but about what’s done with the data.
In public spaces, more and more sensors are being installed. And there are many vendors diving into this topic. Things are evolving so rapidly, that Geonovum has even written a guidebook with a first draft of a ‘sensor data ordinance’ for all stakeholders involved.
Data driven operations and the Smart City are slowly but certainly becoming the new reality. Unfortunately, it is also reality that more than 90 percent of sensor data is not, or suboptimally used. This is because sensor data in itself does not mean anything. The data should be placed in a context and the information should be translated in understandable and actionable form for the different stakeholders. For that reason, the ConnectedGreen platform focuses fully on the right calibration and interpretation of sensors for landscaping, to make sure that the right information reaches the right person at the right time. Domain knowledge of trees, plants, soils and the weather is leveraged to help the users to calibrate and tune the system. This domain knowledge is crucial to make a system like this function in a practical way, and get the added value out of it.
Smart monitoring helps to work in a more sustainable way and save costs (less water, less project visits, less failing plants and trees). And through more transparency, collaboration between contractor and clients will improve. This means that all stakeholders will benefit. ConnectedGreen observes different ways of collaboration. Some landscapers deploy the system to monitor their own projects and work more efficiently. Others are also giving their clients access to the data, which enables better collaboration. And in some cases it’s the other way way around: a municipality buys the sensors to monitor newly planted trees and lets their contractor view the data.
Case: trees in Amsterdam

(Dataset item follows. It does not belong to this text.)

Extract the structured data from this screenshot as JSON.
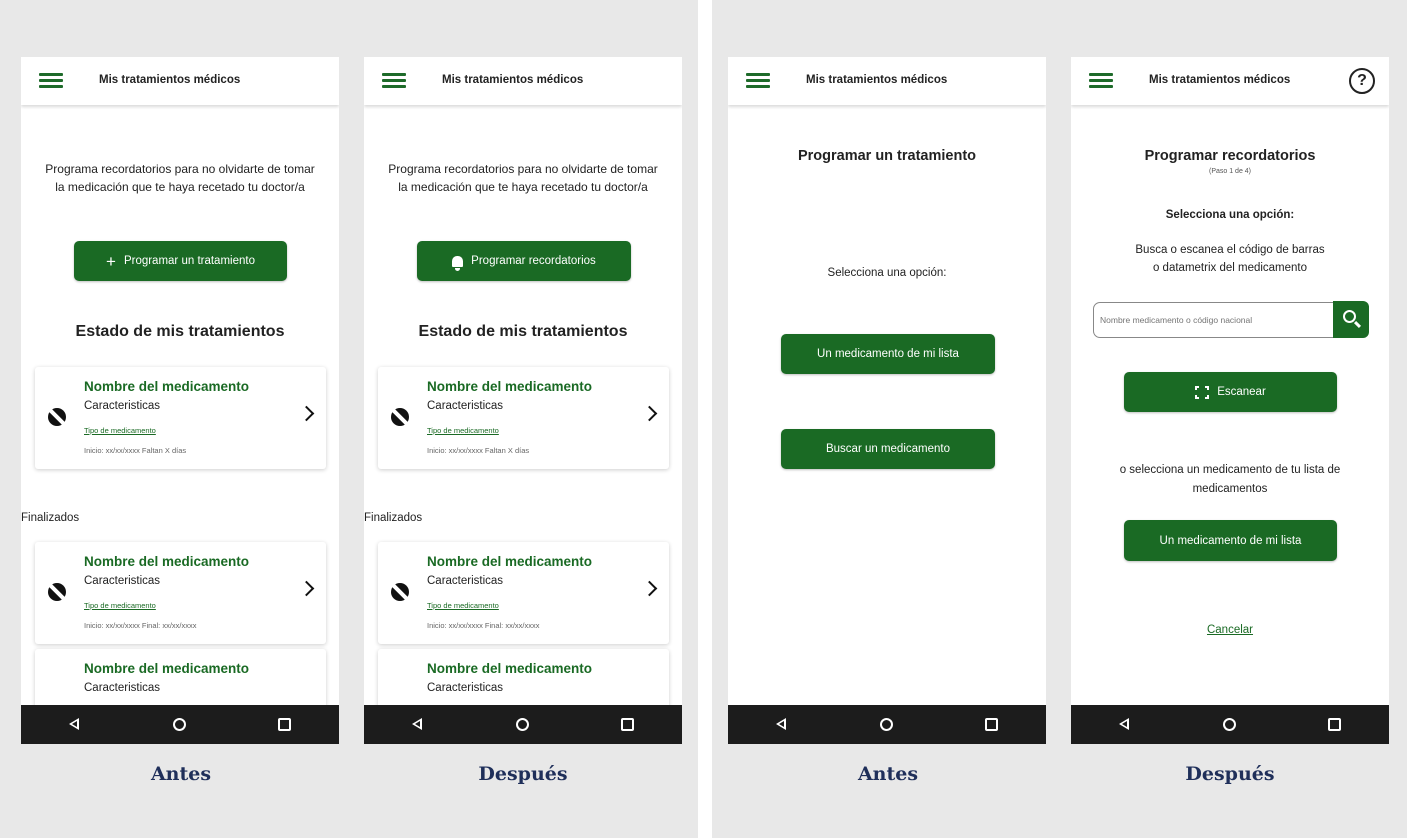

An example of a landscaper that is successfully using the system is the project of replacement of trees in the ‘Hemsterhuis’ neighborhood in Amsterdam. Due to circumstances, the trees had to be planted out-of-season and in extreme heat and drought. ‘We have installed sensors to keep an eye on the soil moisture situation, to make sure we water the trees at the right moment and they do not get not enough – or too much water’, says Henk Werner from Pius Floris Boomverzorging Amsterdam. ‘Three weeks after planting, the trees had developed about ten centimeters of new branches. Before the winter, new roots will have grown and the trees will be fixed, which means that they will have a head start next spring.’
Case: Smart City Houten
Of course it is important for governments to aggregate the ‘green’ sensor data on a higher level in the organization, and combine it with other (sensor) data. That is the only way to get an integrated view which is needed for developing new strategies and policies and create a ‘real’ Smart City. In a pilot project for the municipality of Houten, ConnectedGreen collaborates with partners Nazca IT and Boomtotaalzorg. Nazca IT has developed a Smart City platform, that combines data from many different sensors throughout the municipality. And ConnectedGreen is used by the municipal arborists, in close collaboration with the consultants of Boomtotaalzorg to let the newly planted ‘landmark’ Fagus Sylvatica succeed!